TREES are to be felled in a Herefordshire woodland after being struck by a spreading fungal disease.

Several dozen mature ash trees will be removed from Herefordshire Wildlife Trust’s Lea and Pagets Wood nature reserve near Fownhope this autumn, to ensure public safety, a trust spokesperson has confirmed.

The trees, which are in a three-hectare area to the south-western side of the wood, are suffering from fungal disease ash dieback, which has been affecting woodlands across the UK over the last decade.

Visible symptoms include dead branches, blackening of leaves and discoloured stems, often with a diamond-shaped lesion where a leaf was attached. Trees will eventually drop limbs, collapse or fall as they rot from the inside.

The disease quickly compromises the structural strength of the tree making them potentially hazardous, and if the trees are not removed before the disease spreads, it can become very hazardous to fell them safely, the trust spokesperson said.

Trees in areas with little public access are left standing to provide valuavle dead wood habitat for wildlife.
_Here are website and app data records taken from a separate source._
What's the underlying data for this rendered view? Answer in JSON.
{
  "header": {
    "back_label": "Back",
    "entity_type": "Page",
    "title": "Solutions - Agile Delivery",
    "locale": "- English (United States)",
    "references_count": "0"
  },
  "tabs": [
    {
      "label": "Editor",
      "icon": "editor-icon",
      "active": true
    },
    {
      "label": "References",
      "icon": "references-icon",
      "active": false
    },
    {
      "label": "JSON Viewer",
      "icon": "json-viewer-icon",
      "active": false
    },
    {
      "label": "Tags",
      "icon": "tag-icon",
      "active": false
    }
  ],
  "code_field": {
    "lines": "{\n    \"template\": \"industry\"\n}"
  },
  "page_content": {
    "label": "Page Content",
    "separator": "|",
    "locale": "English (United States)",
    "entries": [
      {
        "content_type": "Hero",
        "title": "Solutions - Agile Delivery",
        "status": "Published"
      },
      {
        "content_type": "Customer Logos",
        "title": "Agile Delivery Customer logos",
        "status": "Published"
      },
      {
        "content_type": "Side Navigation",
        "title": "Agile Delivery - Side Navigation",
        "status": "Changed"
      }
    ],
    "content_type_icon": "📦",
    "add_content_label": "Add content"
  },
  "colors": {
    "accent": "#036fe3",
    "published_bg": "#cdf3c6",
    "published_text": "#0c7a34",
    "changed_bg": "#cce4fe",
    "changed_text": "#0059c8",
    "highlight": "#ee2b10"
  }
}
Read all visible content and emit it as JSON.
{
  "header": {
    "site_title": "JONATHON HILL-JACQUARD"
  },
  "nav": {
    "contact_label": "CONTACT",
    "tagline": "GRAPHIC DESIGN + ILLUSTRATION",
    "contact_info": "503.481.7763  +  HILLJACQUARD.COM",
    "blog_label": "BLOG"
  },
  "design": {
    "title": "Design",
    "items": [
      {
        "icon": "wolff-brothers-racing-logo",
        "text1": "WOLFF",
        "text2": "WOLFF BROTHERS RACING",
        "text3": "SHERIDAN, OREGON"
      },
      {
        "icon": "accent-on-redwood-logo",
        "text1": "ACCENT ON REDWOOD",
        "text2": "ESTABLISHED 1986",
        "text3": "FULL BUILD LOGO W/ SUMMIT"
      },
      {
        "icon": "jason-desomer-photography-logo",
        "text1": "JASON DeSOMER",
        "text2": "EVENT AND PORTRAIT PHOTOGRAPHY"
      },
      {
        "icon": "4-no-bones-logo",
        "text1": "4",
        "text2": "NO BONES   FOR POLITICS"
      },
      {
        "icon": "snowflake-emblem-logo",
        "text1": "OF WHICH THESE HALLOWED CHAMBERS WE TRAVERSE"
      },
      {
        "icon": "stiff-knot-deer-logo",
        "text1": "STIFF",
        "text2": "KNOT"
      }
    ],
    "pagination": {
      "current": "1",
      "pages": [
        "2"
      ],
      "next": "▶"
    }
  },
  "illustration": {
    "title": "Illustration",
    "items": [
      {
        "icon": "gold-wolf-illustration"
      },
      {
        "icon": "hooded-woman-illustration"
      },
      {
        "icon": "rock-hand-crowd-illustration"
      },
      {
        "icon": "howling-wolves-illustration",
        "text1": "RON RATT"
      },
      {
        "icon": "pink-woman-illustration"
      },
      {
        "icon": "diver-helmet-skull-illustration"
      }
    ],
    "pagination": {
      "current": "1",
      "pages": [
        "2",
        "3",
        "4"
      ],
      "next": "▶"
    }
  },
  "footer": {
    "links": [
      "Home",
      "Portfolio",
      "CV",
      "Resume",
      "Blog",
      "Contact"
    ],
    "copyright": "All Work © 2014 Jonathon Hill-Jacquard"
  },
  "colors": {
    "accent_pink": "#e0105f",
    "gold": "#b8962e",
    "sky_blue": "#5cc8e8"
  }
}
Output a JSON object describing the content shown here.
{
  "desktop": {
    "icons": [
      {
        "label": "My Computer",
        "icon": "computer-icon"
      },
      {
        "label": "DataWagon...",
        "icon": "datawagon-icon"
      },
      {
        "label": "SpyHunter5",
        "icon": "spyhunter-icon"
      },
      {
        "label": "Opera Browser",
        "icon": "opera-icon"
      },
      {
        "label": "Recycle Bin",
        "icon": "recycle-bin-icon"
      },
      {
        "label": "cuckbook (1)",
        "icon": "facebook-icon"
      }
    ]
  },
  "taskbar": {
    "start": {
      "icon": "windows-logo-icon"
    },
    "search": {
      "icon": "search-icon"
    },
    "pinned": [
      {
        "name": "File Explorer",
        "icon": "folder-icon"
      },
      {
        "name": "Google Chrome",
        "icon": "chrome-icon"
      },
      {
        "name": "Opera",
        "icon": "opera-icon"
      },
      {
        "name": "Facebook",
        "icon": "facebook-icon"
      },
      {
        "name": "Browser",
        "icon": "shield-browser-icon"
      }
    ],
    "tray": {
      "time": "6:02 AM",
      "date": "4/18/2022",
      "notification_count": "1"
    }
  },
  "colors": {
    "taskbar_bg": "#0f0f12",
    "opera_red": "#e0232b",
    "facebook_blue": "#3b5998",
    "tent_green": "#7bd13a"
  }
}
The trust said that all precautions are being put in place to ensure minimum disturbance to wildlife such as bats and dormice while the work takes place. Bat roost boxes have already been relocated and dormice and bat activity is also being carefully monitored throughout the works. The work is being carried out at this time of year to minimise disturbance to nesting birds and hibernating bats and dormice as well as to reduce impact on tracks and paths.

A new glade will be created in the area to allow woodland edge plants and animals to thrive, while new-growth trees and shrubs will provide bird nesting and dormouse habitat, and deadwood habitat will be created for invertebrates and foraging.

The trust said if will also be planting new trees, many of which have grown up in other parts of the wood.

Reserves manager Esther Clarke said: “Lea and Pagets Wood has been dominated by ash trees for decades, maybe centuries, and it will be interesting to see which other species flourish and come to fill the spaces left behind.

"The wood also includes many fine sessile oak trees and an understorey of hazel and field maple, together with some hawthorn, holly, crab-apple and spindle.

"A new mix of trees and shrubs should make the woodland more diverse and resilient and ensure the overall health of the woodland into the future.”